Where a line in the records below includes "Mesh", pull that line out.

----------------------------------------

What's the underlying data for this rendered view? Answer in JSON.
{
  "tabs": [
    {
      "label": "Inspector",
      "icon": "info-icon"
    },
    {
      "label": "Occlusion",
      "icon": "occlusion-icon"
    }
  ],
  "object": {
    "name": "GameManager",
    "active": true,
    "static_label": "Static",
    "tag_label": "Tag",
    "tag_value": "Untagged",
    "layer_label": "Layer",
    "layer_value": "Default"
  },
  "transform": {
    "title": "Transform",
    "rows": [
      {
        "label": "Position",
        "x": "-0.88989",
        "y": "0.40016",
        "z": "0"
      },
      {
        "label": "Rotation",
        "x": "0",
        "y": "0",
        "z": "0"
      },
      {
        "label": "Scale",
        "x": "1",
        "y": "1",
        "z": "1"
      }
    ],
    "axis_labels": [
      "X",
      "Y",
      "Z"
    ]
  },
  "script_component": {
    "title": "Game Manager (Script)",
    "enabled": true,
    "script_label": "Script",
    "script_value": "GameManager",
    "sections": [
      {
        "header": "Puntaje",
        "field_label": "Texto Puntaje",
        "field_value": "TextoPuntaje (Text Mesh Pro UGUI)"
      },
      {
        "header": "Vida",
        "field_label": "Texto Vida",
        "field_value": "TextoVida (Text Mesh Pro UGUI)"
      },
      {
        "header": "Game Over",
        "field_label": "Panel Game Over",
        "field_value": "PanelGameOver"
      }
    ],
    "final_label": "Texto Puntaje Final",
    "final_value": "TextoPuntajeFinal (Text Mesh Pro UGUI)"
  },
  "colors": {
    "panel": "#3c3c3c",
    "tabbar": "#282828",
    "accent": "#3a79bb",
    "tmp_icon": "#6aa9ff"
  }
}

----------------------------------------

**Response area**
        "field_value": "TextoPuntaje (Text Mesh Pro UGUI)"
        "field_value": "TextoVida (Text Mesh Pro UGUI)"
    "final_value": "TextoPuntajeFinal (Text Mesh Pro UGUI)"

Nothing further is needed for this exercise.